The words guardianship and custody share the idea of a legal responsibility, generally related to minors. A guardian is someone who assumes the legal care of a child or adolescent if the biological parents have died or are unable to fulfill their obligation. Custody refers to who will have direct control over the child/adolescent in practical terms, either physically or financially. There are also similarities between the two words., such as the need to protect the interests of the minor involved; however, each term has its own distinctive legal features. For example, guardianship grants the guardian the power to make vital decisions for the child/adolescent related to her education and health without consulting the biological parents; while custody mainly involves deciding where the child/adolescent lives and what level of access other family members have to him/her.
Differences between guardianship and custody
Guardianship is a legal figure that refers to the power of an adult to represent a minor in order to protect their interests, assets and rights . For its part, custody refers to the legally recognized exercise of physical or personal care of children by their parents or legal guardians. Guardianship is limited to the defense and control over legal matters related to the minor, while custody encompasses all aspects of the physical and emotional care of the child.
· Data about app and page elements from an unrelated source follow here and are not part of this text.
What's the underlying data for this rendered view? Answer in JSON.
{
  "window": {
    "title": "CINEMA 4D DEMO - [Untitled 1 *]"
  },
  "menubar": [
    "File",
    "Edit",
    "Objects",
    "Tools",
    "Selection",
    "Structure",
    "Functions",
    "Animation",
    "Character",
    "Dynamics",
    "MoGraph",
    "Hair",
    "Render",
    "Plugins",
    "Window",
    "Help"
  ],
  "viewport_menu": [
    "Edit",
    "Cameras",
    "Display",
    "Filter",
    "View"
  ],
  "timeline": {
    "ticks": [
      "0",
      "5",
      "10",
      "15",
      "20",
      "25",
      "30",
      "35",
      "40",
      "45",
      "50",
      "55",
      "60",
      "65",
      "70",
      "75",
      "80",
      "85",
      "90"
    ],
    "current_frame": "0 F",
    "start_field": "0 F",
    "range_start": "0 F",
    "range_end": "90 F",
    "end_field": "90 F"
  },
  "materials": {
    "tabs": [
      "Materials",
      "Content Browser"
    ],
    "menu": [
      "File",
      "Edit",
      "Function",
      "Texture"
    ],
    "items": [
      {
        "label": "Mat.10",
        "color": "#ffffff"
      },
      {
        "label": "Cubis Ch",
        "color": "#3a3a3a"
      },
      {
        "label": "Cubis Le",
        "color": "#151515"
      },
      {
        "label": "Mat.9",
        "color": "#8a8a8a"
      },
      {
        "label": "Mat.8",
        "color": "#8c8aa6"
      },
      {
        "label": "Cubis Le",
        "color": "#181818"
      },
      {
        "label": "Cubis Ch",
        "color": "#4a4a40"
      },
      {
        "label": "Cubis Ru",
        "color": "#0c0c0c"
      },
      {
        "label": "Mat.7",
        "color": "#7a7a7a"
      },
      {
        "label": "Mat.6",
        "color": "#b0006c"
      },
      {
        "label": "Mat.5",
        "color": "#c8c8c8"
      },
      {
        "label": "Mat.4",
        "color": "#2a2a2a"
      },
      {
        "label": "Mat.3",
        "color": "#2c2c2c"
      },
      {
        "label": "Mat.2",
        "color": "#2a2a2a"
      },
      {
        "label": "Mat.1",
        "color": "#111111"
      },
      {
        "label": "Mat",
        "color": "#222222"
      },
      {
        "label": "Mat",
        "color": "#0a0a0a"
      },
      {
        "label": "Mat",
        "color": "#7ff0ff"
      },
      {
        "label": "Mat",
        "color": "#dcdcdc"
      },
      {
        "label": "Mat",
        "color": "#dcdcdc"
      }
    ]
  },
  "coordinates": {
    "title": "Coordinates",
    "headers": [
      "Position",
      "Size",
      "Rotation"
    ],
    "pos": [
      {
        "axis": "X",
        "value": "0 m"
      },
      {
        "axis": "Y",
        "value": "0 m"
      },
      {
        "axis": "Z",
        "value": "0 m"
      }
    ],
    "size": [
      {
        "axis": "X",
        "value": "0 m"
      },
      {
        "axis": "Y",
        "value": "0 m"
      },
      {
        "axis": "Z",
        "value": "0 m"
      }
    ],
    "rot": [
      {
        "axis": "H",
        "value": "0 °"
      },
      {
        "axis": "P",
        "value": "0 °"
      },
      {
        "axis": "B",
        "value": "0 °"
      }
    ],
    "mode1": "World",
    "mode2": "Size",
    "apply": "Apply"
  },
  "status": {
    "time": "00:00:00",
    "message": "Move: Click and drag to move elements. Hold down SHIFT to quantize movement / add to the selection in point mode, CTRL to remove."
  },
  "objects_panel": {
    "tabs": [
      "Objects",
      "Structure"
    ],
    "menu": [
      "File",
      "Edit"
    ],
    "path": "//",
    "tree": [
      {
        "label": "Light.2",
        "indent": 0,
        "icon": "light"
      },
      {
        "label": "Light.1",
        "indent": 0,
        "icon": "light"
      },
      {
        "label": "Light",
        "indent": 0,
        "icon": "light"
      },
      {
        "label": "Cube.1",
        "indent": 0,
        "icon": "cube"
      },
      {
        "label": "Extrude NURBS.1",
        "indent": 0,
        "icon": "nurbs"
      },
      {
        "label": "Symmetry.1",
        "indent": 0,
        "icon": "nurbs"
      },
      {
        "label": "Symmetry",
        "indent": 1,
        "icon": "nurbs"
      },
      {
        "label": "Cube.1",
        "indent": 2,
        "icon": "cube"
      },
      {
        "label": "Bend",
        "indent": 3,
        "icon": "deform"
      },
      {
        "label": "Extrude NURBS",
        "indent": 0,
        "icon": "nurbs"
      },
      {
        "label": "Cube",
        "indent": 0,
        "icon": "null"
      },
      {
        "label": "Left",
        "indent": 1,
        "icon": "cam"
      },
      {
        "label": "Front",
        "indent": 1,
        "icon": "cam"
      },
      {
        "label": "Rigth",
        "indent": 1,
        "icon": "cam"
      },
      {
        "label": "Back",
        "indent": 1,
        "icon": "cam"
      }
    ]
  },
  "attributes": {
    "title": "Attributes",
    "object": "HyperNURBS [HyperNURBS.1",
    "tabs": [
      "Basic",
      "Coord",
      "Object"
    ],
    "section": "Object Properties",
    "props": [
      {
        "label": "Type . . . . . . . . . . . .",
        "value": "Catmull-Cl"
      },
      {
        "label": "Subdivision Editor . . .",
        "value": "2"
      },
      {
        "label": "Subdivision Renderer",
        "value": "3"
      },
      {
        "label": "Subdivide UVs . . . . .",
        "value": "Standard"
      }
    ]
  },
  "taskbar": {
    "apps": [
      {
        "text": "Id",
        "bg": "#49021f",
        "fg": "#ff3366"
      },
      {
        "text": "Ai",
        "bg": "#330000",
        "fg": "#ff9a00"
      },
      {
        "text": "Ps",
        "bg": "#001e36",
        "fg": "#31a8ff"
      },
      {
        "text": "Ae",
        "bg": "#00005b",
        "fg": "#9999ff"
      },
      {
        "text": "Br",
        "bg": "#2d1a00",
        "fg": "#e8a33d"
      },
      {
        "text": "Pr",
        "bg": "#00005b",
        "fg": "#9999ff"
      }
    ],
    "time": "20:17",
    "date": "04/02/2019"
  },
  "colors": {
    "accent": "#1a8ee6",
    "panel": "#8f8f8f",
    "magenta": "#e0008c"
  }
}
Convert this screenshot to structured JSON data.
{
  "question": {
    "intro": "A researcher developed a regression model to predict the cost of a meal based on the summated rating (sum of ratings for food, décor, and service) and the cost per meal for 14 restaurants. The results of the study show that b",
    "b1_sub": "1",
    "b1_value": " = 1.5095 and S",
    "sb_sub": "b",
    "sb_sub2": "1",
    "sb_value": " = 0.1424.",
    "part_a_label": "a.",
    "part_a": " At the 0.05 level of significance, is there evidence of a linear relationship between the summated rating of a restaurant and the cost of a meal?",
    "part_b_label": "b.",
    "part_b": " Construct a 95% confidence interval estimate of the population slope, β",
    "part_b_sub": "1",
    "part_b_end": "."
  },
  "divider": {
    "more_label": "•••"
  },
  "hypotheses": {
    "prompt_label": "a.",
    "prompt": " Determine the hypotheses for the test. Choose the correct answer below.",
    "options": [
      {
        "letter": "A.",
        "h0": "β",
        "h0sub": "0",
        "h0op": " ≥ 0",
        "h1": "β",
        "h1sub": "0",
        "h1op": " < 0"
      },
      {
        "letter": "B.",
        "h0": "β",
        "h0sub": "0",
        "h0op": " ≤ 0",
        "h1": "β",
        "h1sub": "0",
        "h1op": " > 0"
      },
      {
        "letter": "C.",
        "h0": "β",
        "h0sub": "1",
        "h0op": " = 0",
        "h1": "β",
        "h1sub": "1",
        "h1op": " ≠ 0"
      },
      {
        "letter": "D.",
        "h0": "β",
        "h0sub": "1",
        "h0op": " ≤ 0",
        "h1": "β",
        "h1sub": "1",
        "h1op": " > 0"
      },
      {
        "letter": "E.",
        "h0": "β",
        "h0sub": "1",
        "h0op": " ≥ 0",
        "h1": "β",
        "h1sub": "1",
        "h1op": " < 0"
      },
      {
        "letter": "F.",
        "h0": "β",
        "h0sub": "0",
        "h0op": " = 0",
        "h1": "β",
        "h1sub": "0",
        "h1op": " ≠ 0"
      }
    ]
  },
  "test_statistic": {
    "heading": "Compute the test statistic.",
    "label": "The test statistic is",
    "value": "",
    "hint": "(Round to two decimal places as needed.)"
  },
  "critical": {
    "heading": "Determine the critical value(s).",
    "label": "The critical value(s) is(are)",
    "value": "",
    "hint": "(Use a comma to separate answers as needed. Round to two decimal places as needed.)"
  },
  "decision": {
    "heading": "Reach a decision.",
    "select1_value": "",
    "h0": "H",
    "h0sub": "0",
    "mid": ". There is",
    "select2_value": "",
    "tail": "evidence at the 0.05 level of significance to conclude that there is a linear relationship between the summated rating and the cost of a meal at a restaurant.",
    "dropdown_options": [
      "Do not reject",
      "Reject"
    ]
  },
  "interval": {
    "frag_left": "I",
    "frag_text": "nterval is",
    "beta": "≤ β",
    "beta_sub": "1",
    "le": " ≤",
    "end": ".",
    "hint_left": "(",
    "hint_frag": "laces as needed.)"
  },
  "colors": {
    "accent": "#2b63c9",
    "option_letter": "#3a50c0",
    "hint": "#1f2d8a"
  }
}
Frequent questions about guardianship and custody
What is the protection of a right?
The guardianship of a right is the legal mechanism to assert and protect individual or collective rights. This implies that the owner of the right can defend it in case of conflict, either through judicial or administrative channels, by filing legal actions such as lawsuits, appeals and protections. Guardianship is regulated by the laws in force in each country.
Who can ask for guardianship?
Guardianship may be requested by a legal representative, such as a parent or guardian, to protect the rights and well-being of a minor. Other close relatives, licensed professional social services and legal aid staff members appropriate to the particular situation may also apply for guardianship.
What is the object of guardianship?
Guardianship is a legal mechanism that seeks to protect the rights of a person, whether physical or legal. This protection is applied to ensure compliance with legal and contractual obligations established between two parties.
What is custody?
Custody means being in the legal custody of an adult. This usually occurs when minors are deemed unsuitable to live with their parents, and are assigned to a legal guardian who is responsible for their welfare and care. Children may have court-appointed legal guardians, family members, close friends, or members of non-profit organizations certified by the local government.
What kind of custody are there?
There are several types of custody, including joint custody, sole legal custody, partial custody, and temporary custody. Joint custody means that the parents have both legal responsibilities with respect to the upbringing of a child; this means that the two of you will have equal rights to make important decisions related to the welfare of the child. Sole legal custody gives the legal rights and responsibilities of parenting to a single parent. Partial custody refers to the fact that the other parent may have limited time to visit the child but has no legal responsibility for the child.